| EXERCISE OBJECTIVE |
Lift out all lines below that contain "高清输出节点".

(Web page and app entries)
^^^^^^^^^^^^^^^^
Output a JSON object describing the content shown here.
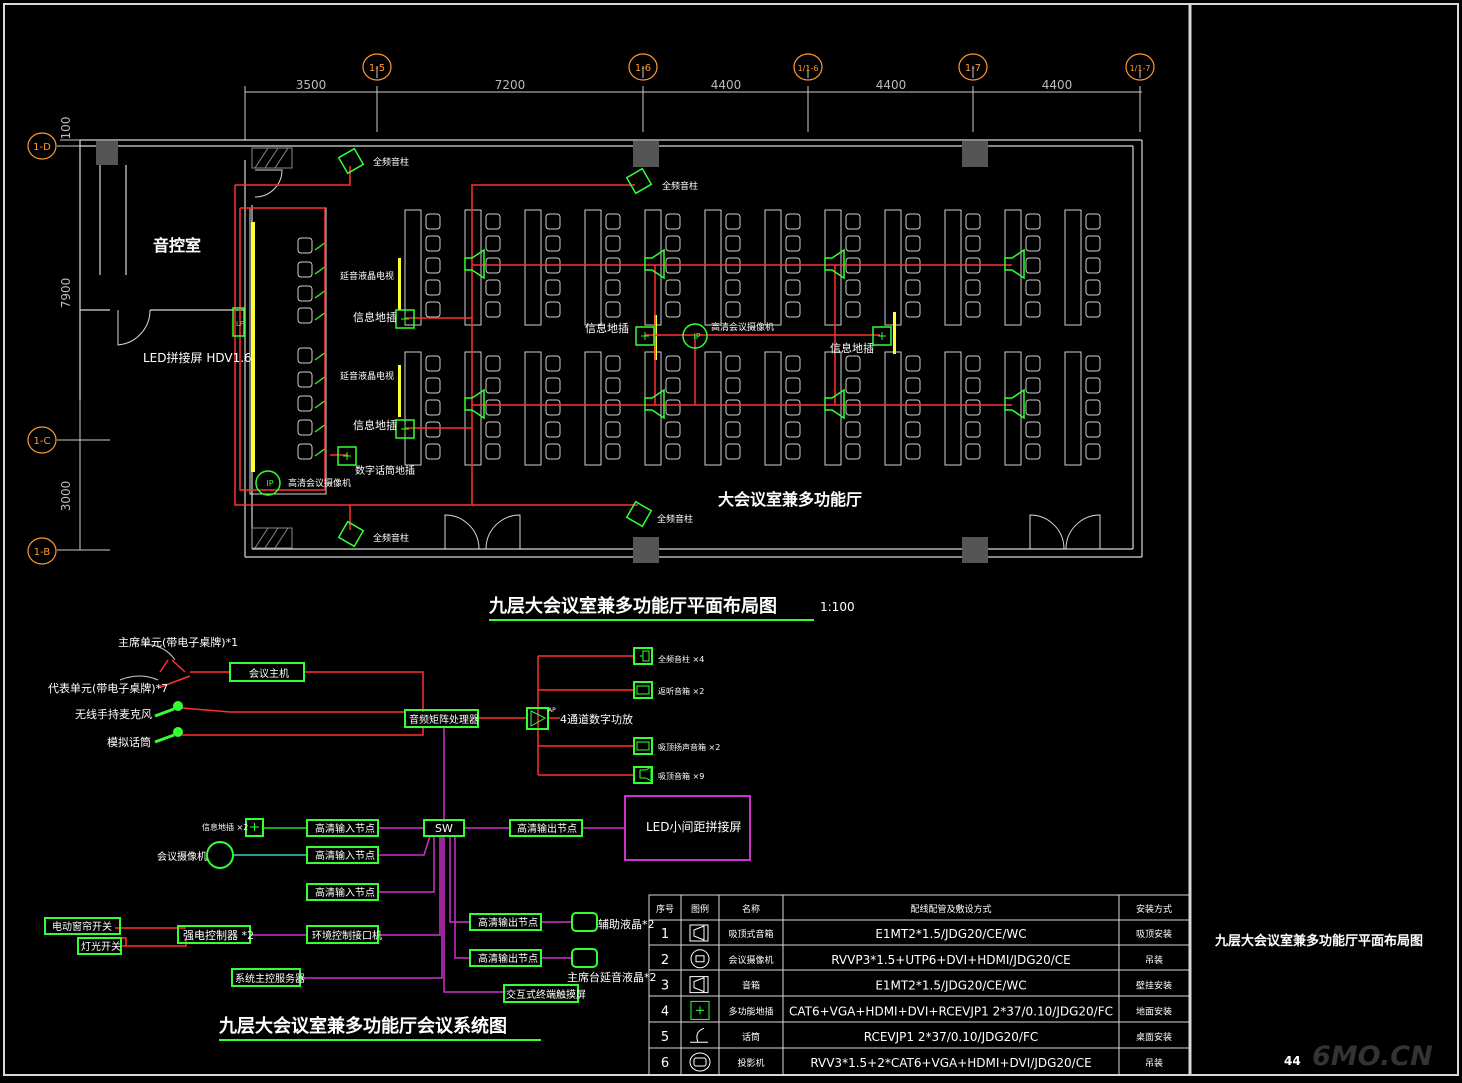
{
  "grid": {
    "top_axes": [
      "1-5",
      "1-6",
      "1/1-6",
      "1-7",
      "1/1-7"
    ],
    "left_axes": [
      "1-D",
      "1-C",
      "1-B"
    ],
    "top_dims": [
      "3500",
      "7200",
      "4400",
      "4400",
      "4400"
    ],
    "left_dims": [
      "100",
      "7900",
      "3000"
    ]
  },
  "plan": {
    "room_control": "音控室",
    "room_main": "大会议室兼多功能厅",
    "led_label": "LED拼接屏 HDV1.6",
    "speaker_full_1": "全频音柱",
    "speaker_full_2": "全频音柱",
    "speaker_full_3": "全频音柱",
    "speaker_full_4": "全频音柱",
    "lcd_delay_1": "延音液晶电视",
    "lcd_delay_2": "延音液晶电视",
    "floor_box_1": "信息地插",
    "floor_box_2": "信息地插",
    "floor_box_3": "信息地插",
    "floor_box_4": "信息地插",
    "camera_1": "高清会议摄像机",
    "camera_2": "高清会议摄像机",
    "digital_floor": "数字话筒地插",
    "lf": "LF",
    "title": "九层大会议室兼多功能厅平面布局图",
    "scale": "1:100"
  },
  "system": {
    "chair_unit": "主席单元(带电子桌牌)*1",
    "delegate_unit": "代表单元(带电子桌牌)*7",
    "wireless_mic": "无线手持麦克风",
    "analog_mic": "模拟话筒",
    "conf_host": "会议主机",
    "audio_matrix": "音频矩阵处理器",
    "amp": "4通道数字功放",
    "amp_sym": "AP",
    "out_1": "全频音柱 ×4",
    "out_2": "返听音箱 ×2",
    "out_3": "吸顶扬声音箱 ×2",
    "out_4": "吸顶音箱 ×9",
    "info_floor": "信息地插 ×2",
    "conf_camera": "会议摄像机",
    "hd_in_1": "高清输入节点",
    "hd_in_2": "高清输入节点",
    "hd_in_3": "高清输入节点",
    "sw": "SW",
    "hd_out_1": "高清输出节点",
    "hd_out_2": "高清输出节点",
    "hd_out_3": "高清输出节点",
    "led_screen": "LED小间距拼接屏",
    "lcd_aux": "辅助液晶*2",
    "lcd_podium": "主席台延音液晶*2",
    "curtain_switch": "电动窗帘开关",
    "light_switch": "灯光开关",
    "relay": "强电控制器 *2",
    "env_ctrl": "环境控制接口机",
    "sys_server": "系统主控服务器",
    "touch_panel": "交互式终端触摸屏",
    "title": "九层大会议室兼多功能厅会议系统图"
  },
  "legend": {
    "headers": [
      "序号",
      "图例",
      "名称",
      "配线配管及敷设方式",
      "安装方式"
    ],
    "rows": [
      {
        "no": "1",
        "name": "吸顶式音箱",
        "spec": "E1MT2*1.5/JDG20/CE/WC",
        "install": "吸顶安装",
        "icon": "ceiling-speaker-icon"
      },
      {
        "no": "2",
        "name": "会议摄像机",
        "spec": "RVVP3*1.5+UTP6+DVI+HDMI/JDG20/CE",
        "install": "吊装",
        "icon": "camera-icon"
      },
      {
        "no": "3",
        "name": "音箱",
        "spec": "E1MT2*1.5/JDG20/CE/WC",
        "install": "壁挂安装",
        "icon": "speaker-icon"
      },
      {
        "no": "4",
        "name": "多功能地插",
        "spec": "CAT6+VGA+HDMI+DVI+RCEVJP1 2*37/0.10/JDG20/FC",
        "install": "地面安装",
        "icon": "floor-box-icon"
      },
      {
        "no": "5",
        "name": "话筒",
        "spec": "RCEVJP1 2*37/0.10/JDG20/FC",
        "install": "桌面安装",
        "icon": "microphone-icon"
      },
      {
        "no": "6",
        "name": "投影机",
        "spec": "RVV3*1.5+2*CAT6+VGA+HDMI+DVI/JDG20/CE",
        "install": "吊装",
        "icon": "projector-icon"
      }
    ]
  },
  "sidebar": {
    "title": "九层大会议室兼多功能厅平面布局图",
    "page": "44"
  },
  "watermark": "6MO.CN",
  "colors": {
    "red": "#ff3030",
    "green": "#33ff33",
    "magenta": "#cc33cc",
    "cyan": "#33cccc",
    "yellow": "#ffff33",
    "white": "#ffffff",
    "frame": "#d8d8d8"
  }
}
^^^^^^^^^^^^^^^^
| EXPECTED ANSWER |
    "hd_out_1": "高清输出节点",
    "hd_out_2": "高清输出节点",
    "hd_out_3": "高清输出节点",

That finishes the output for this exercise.